- WHAT TO DO
Wherever a line of the listing holds the string "types", copy that line.

- DATA PROVIDED
[Start of section]

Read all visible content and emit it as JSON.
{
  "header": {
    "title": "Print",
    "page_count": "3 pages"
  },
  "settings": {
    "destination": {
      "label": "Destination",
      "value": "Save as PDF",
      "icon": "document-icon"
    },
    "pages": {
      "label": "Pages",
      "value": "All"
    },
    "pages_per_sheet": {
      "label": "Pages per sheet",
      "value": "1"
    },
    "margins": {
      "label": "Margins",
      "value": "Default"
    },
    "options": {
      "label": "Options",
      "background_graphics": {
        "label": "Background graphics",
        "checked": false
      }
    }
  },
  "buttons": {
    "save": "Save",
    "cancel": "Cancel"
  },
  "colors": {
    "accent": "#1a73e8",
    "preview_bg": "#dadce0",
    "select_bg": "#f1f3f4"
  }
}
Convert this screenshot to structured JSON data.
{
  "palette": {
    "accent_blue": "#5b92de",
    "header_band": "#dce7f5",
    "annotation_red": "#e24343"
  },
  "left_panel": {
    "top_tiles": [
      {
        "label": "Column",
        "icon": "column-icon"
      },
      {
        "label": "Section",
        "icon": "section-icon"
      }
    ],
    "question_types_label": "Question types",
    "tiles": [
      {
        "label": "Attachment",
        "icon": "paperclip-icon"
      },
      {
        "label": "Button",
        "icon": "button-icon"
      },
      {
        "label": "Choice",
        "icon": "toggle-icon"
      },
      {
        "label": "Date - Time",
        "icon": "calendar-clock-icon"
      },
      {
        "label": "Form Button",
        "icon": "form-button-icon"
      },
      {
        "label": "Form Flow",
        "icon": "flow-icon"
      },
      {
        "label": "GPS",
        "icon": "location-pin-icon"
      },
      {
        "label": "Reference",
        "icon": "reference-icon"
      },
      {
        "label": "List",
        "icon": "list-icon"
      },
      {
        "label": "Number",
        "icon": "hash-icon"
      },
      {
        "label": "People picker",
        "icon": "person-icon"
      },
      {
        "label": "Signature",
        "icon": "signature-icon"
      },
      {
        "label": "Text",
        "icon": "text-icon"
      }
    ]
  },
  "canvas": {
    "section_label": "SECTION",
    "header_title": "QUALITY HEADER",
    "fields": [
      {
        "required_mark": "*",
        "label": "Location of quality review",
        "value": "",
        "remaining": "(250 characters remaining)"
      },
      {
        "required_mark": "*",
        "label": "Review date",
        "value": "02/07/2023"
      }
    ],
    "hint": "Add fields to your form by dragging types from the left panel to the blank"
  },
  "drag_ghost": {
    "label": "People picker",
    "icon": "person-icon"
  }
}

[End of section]

- OUTPUT OF THE TASK
    "question_types_label": "Question types",
    "hint": "Add fields to your form by dragging types from the left panel to the blank"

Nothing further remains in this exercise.